Mike Mattison is the lead vocalist here and his gruff vocals are a good match for Trucks' blues sound. Other group members include bassist Todd Smallie, drummer Yonrico Scott, keyboardist/flutist Kofi Burbridge, and percussionist Count M'Butu. In addition there is the aforementioned brass section, which is made up of Mace Hibbard, Paul Garrett, and Kevin Hyde.
Roadsongs is one of the better live albums to be released during the last several years. It's that good!" -BlogCritics
"Roadsongs is the new live album from The Derek Trucks Band. The album includes many of the best songs from DTB's catalog along with some covers such as "Key to the Highway," and "Anyday."
One of the great additions the band brings to this album is the use of horns. They really add extra flare to some of the songs, most notably "Days Is Almost Gone." The song has always been one of my favorites from the band, but the added horns really take the song to the next level.

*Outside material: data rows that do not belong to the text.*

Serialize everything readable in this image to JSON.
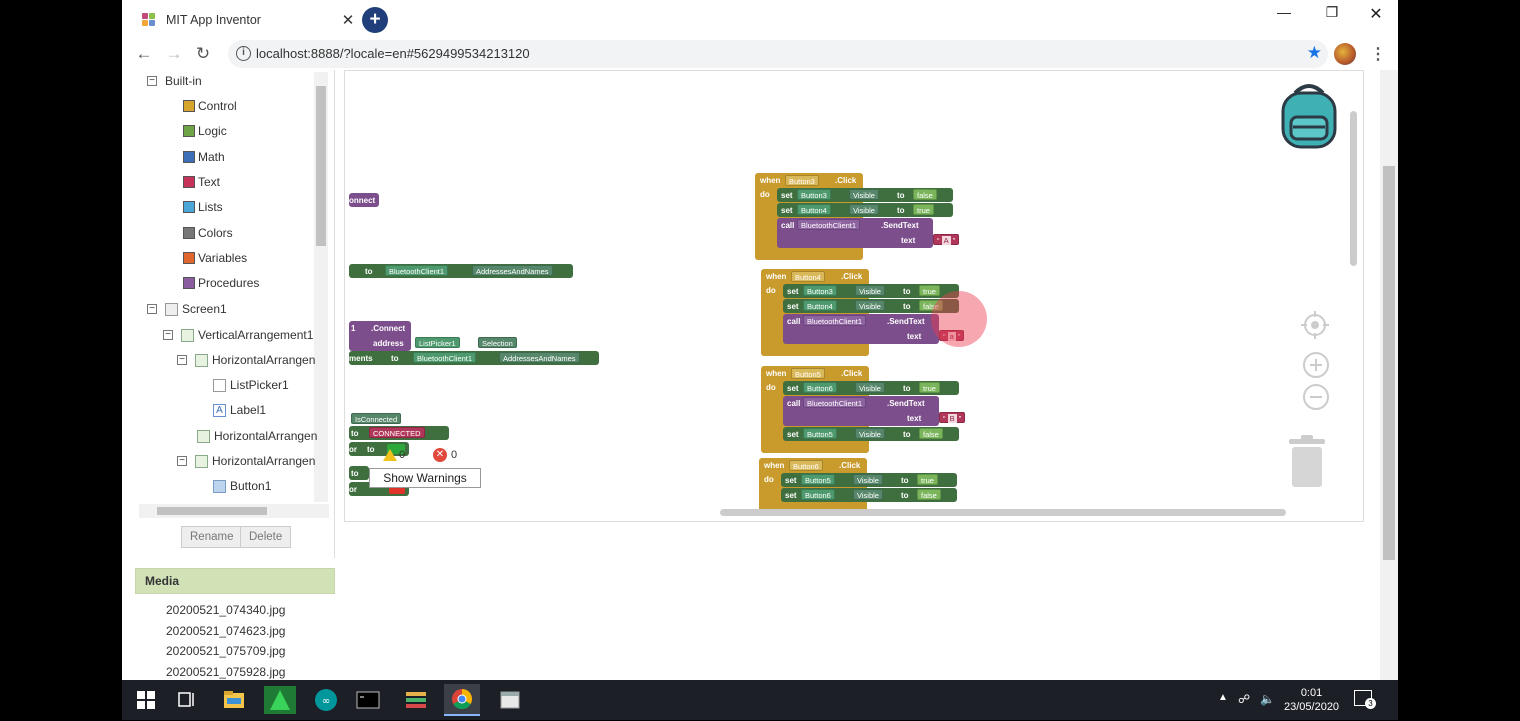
{
  "browser": {
    "tab_title": "MIT App Inventor",
    "tab_close": "✕",
    "new_tab": "+",
    "url": "localhost:8888/?locale=en#5629499534213120",
    "window_controls": {
      "minimize": "—",
      "restore": "❐",
      "close": "✕"
    }
  },
  "palette": {
    "builtin_label": "Built-in",
    "builtin_items": [
      {
        "label": "Control",
        "color": "#d8a52b"
      },
      {
        "label": "Logic",
        "color": "#6fa446"
      },
      {
        "label": "Math",
        "color": "#3c6fb8"
      },
      {
        "label": "Text",
        "color": "#c6325a"
      },
      {
        "label": "Lists",
        "color": "#4aa7d7"
      },
      {
        "label": "Colors",
        "color": "#777777"
      },
      {
        "label": "Variables",
        "color": "#e0662e"
      },
      {
        "label": "Procedures",
        "color": "#8a5ca0"
      }
    ],
    "components": [
      {
        "label": "Screen1"
      },
      {
        "label": "VerticalArrangement1"
      },
      {
        "label": "HorizontalArrangen"
      },
      {
        "label": "ListPicker1"
      },
      {
        "label": "Label1"
      },
      {
        "label": "HorizontalArrangen"
      },
      {
        "label": "HorizontalArrangen"
      },
      {
        "label": "Button1"
      }
    ],
    "rename_label": "Rename",
    "delete_label": "Delete"
  },
  "media": {
    "heading": "Media",
    "files": [
      "20200521_074340.jpg",
      "20200521_074623.jpg",
      "20200521_075709.jpg",
      "20200521_075928.jpg"
    ]
  },
  "workspace": {
    "left_fragments": {
      "connect_tail": "onnect",
      "to_kw": "to",
      "bt_client": "BluetoothClient1",
      "addresses": "AddressesAndNames",
      "connect_call": ".Connect",
      "one": "1",
      "address_kw": "address",
      "listpicker": "ListPicker1",
      "selection": "Selection",
      "ments": "ments",
      "isconnected": "IsConnected",
      "connected_text": "CONNECTED",
      "or_kw": "or",
      "to_kw2": "to"
    },
    "events": [
      {
        "when": "when",
        "do": "do",
        "component": "Button3",
        "event": ".Click",
        "statements": [
          {
            "kind": "set",
            "kw": "set",
            "comp": "Button3",
            "prop": "Visible",
            "to": "to",
            "value": "false"
          },
          {
            "kind": "set",
            "kw": "set",
            "comp": "Button4",
            "prop": "Visible",
            "to": "to",
            "value": "true"
          },
          {
            "kind": "call",
            "kw": "call",
            "comp": "BluetoothClient1",
            "method": ".SendText",
            "arg": "text",
            "value": "A"
          }
        ]
      },
      {
        "when": "when",
        "do": "do",
        "component": "Button4",
        "event": ".Click",
        "statements": [
          {
            "kind": "set",
            "kw": "set",
            "comp": "Button3",
            "prop": "Visible",
            "to": "to",
            "value": "true"
          },
          {
            "kind": "set",
            "kw": "set",
            "comp": "Button4",
            "prop": "Visible",
            "to": "to",
            "value": "false"
          },
          {
            "kind": "call",
            "kw": "call",
            "comp": "BluetoothClient1",
            "method": ".SendText",
            "arg": "text",
            "value": "a"
          }
        ]
      },
      {
        "when": "when",
        "do": "do",
        "component": "Button5",
        "event": ".Click",
        "statements": [
          {
            "kind": "set",
            "kw": "set",
            "comp": "Button6",
            "prop": "Visible",
            "to": "to",
            "value": "true"
          },
          {
            "kind": "call",
            "kw": "call",
            "comp": "BluetoothClient1",
            "method": ".SendText",
            "arg": "text",
            "value": "B"
          },
          {
            "kind": "set",
            "kw": "set",
            "comp": "Button5",
            "prop": "Visible",
            "to": "to",
            "value": "false"
          }
        ]
      },
      {
        "when": "when",
        "do": "do",
        "component": "Button6",
        "event": ".Click",
        "statements": [
          {
            "kind": "set",
            "kw": "set",
            "comp": "Button5",
            "prop": "Visible",
            "to": "to",
            "value": "true"
          },
          {
            "kind": "set",
            "kw": "set",
            "comp": "Button6",
            "prop": "Visible",
            "to": "to",
            "value": "false"
          }
        ]
      }
    ],
    "warnings_count": "0",
    "errors_count": "0",
    "show_warnings_label": "Show Warnings"
  },
  "taskbar": {
    "time": "0:01",
    "date": "23/05/2020",
    "notification_count": "3"
  },
  "colors": {
    "event_block": "#c99a2c",
    "set_block": "#3f6f3e",
    "call_block": "#7c4e8c",
    "text_block": "#b1375a",
    "logic_block": "#7ab55c",
    "backpack": "#3fb0b4"
  }
}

As always Trucks absolutely rips on this album and in a live setting he can let loose more so than usual. One such track is "Afro Blue." This a fantastic track with so many great elements. The added horns and the clarino sound with Trucks' slide playing is really something.
Roadsongs is an excellent addition to The Derek Trucks Band catalog. Not to mention it's a two-disc set that lasts nearly two hours. And like the title of the album, it's great to listen to on the road." -bluesreviewblog
Personnel: Kofi Burbridge (vocals, flute, keyboards); Yonrico Scott (vocals, drums); Count Mbutu (vocals, percussion); Todd Smallie, Mike Mattison (vocals); Derek Trucks (guitar); Mace Hibbard (tenor saxophone); Paul Garrett (trumpet); Kevin Hyde (trombone).
Audio Mixer: Chris Shaw .
Liner Note Author: Mike Mattison.
Recording information: The Park West, Chicago, IL (04/08/2010/04/09/2010).
Photographers: Josh Mintz; Derek Trucks; Roger Skelly; Joe Roman; Michael Jozwiak; Charles Izenstark.
This double-live album by the Derek Trucks Band may end up being the last for this version of the group -- at least for a while. Trucks and wife Susan Tedeschi joined forces in 2010 as the Derek Trucks-Susan Tedeschi Band. Some of the players come from Trucks' organization: Kofi Burbridge and singer Mike Mattison with bassist Oteil Burbridge, and drummer J.J. Johnson, among others. Which brings us to Roadsongs. Recorded in support of 2009's Grammy-winning Already Free, this set contains over 100 minutes of music from across his recording career. For starters, this is the most sonically satisfying live record Trucks has released to date. It's full of dynamics, beautiful separation, and warm, present sound while capturing the raw, spontaneous energy the band plays with live. The material ranges from five tracks from Already Free (four of which appear on disc one), including a burning "Down in the Flood," a swinging "Get What You Deserve," a sparse "Days Is Almost Gone," and an open country lope in "Already Free." Disc one is bookended by the woolly opener "I'll Find My Way," and a 14-plus-minute "Afro Blue" to close (the latter with gorgeous flute work by Burbridge). Disc two opens with "I Know" from the previous album and then takes off into originals and covers that include live standards such as reworked versions of Bob Marley's "Rastaman Chant," and "Key to the Highway" (both have incredible drum and percussion work by Yonrico Scott and Count Mbutu, respectively). The blazing horn section on "Down Don't Bother Me" makes it (arguably) the greatest existing recorded version (it's easy to hear in Mattison's deeply moving vocal how empathically Trucks responds). The medley of "Get Out of My Life Woman/Who Knows" begins as a shimmering, big-band Chicago blues that gives way to a slippery, in-the-pocket James Brown-style funk jam. The set closes with a transcendent nine-and-half minute "Anyday." If this is the last record we get from the DTB band for now, it's a fine -- if temporary -- send-off, full of fire, grit, and jaw-dropping musical performances. ~ Thom Jurek